IT pros have recognized that running a data center without IT automation won’t cut it anymore. IT digital transformation is key to competitive advantage.
Like other companies that need to move faster without breaking the bank, an Orlando, Fla.-based plastics manufacturer recently woke up to a stark reality: Running a data center doesn’t make sense.
“We came to the conclusion a year and a half ago that running data centers is nice, but not a scalable practice,” said the company’s director of information services at a panel on the role of IT in digital transformation of the business at VMworld 2018, the annual IT infrastructure conference, which took place in August in Las Vegas.
“Eventually we’re going to be paying [IT workers] to sit and do nothing but wait for something to happen.”
As companies try to innovate and move more rapidly, they are turning to digital transformation strategies. For IT pros, this means digitizing processes, introducing operational efficiencies and enlisting greater IT automation and cloud services to manage IT infrastructure. Running a data center the old-fashioned way—with manual processes that take human beings away from strategic work—can also be cost-ineffective and difficult to manage.
According to one survey of 650 IT professionals, 89% said that introducing automation is central to digital transformation.
“Today we swim in manual tasks,” said the director of information services. “We have so many processes that a computer can do with hardly any user intervention, but employees do them. We have to automate these mundane tasks. A server takes four hours to build, but it shouldn’t require a human to care and feed it and press Next after each prompt.”
Indeed, according to the same survey, 92% of respondents said that digital business automation is critical for companies to generate new revenue, create competitive advantage and excel operationally.
For forward-looking companies, digital transformation means reducing IT silos, streamlining legacy IT systems and creating a collaborative culture that openly acknowledges trade-offs must be made as companies lurch toward disruptive change.

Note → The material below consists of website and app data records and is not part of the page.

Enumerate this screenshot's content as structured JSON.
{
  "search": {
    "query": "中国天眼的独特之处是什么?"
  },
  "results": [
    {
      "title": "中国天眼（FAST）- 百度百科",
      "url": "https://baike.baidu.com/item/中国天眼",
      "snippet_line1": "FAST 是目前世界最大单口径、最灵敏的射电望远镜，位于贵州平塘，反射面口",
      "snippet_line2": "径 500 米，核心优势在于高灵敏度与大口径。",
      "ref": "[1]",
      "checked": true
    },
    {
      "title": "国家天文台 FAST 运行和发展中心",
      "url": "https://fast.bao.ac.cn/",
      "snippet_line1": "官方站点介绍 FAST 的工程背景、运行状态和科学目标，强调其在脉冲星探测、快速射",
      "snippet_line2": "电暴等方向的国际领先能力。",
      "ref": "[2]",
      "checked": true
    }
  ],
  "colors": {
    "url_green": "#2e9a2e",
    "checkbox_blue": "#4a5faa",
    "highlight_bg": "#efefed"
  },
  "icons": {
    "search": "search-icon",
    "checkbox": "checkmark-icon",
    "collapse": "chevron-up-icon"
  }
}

“We want to collaborate, consolidate and automate so we can innovate,” said the senior systems engineer at a major auto manufacturer. The company hired a third party to manage operations so that the company itself can focus on creating its vision of a “never-stop data center.” The auto maker’s associates still handle operations, but they have more time to work on future-oriented projects.

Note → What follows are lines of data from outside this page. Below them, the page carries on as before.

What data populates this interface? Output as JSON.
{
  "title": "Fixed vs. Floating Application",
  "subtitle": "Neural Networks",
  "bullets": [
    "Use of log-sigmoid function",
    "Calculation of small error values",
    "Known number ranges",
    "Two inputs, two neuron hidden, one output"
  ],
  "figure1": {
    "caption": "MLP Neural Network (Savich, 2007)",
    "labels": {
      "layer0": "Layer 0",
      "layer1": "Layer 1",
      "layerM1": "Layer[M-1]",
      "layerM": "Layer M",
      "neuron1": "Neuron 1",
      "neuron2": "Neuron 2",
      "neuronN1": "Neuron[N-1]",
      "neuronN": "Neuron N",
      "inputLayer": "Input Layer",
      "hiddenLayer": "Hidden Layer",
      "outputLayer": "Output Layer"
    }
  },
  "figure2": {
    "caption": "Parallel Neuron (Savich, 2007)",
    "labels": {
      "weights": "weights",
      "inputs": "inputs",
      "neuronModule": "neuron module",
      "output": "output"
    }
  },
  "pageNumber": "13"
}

“We want to transform our infrastructure to transform our business, to start working on the bigger projects we need to: big data, autonomous cars and future projects like that,” said the senior systems engineer.

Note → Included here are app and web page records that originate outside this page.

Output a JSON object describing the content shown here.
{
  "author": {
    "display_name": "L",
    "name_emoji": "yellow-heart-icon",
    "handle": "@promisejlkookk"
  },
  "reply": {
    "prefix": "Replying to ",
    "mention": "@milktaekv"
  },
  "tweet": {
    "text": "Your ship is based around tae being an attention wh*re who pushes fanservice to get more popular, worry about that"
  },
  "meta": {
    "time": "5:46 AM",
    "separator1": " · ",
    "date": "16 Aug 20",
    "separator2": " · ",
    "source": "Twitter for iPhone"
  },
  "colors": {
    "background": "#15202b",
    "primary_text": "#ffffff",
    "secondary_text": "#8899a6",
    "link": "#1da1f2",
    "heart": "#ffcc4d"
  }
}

Digital transformation is an oft-used phrase. It’s all well and good to strive for automation, digital transformation and operational efficiency, but there are clear obstacles.
Organizational silos and legacy technology are two key obstacles, according to 451 Research.
These challenges are all too real for the automaker, which has many disparate teams and older technologies. “We have a lot of legacy, and we have a lot of IT silos,” said the senior systems engineer. “We have a lot of people supporting different technologies.”
The automaker hired a third-party service provider to assess and bridge the gap in IT silos, to prioritize projects and to focus employees on forward-looking business-differentiating projects.
The new strategy encourages IT pros to “select and focus,” the engineer said. That means every new project is assigned a priority based on how it aligns with the long-term vision and requires all teams to get on the same page with priority and operational process.
“Everyone has their marching orders,” the senior systems engineer said. “It doesn’t matter if you’re network or server or operations, we’re all going after the same vision. Without that, you’ll just get stuck.”
Another key issue in digital transformation is the problem of shadow IT. Business units sometimes choose to circumvent IT to get servers and other infrastructure more quickly than formal procedures allow.
The director of IS acknowledged that shadow IT has been a problem that erodes trust between business and IT departments. As a result, the director has cleared the path for the business to use chargeback.
“When workers come in in the morning, and, if they want something built, they will buy it online, and the charge will go back to the business. No one is waiting for IT to put something in an Excel spreadsheet.”
Ultimately, digital transformation and IT automation have cleared the way for the plastics manufacturer to become more agile and efficient—without hiring more people.
“I can get one more order per person per day, save two full-time employees and ship 1 million more pounds of product. This isn’t a fight, because the business wants this too.”
But, the director of information services said, digital transformation is often slow. The default for the company, and for executives, has been running a data center internally. IT pros need to educate executives on the implications of IT digital transformation on data center operations.
“Digital transformation became a grassroots movement, but it’s not going to be fast,” he counseled. “If the vision isn’t in leadership’s head, you’re going to have to get them to see it. But the lightbulb will come on. It always does.”
Lauren Horwitz is the managing editor of Cisco.com, where she covers the IT infrastructure market and develops content strategy. Previously, Horwitz was a senior executive editor in the Business Applications and Architecture group at TechTarget;, a senior editor at Cutter Consortium, an IT research firm; and an editor at the American Prospect, a political journal. She has received awards from American Society of Business Publication Editors (ASBPE), a min Best of the Web award and the Kimmerling Prize for best graduate paper for her editing work on the journal article "The Fluid Jurisprudence of Israel's Emergency Powers.”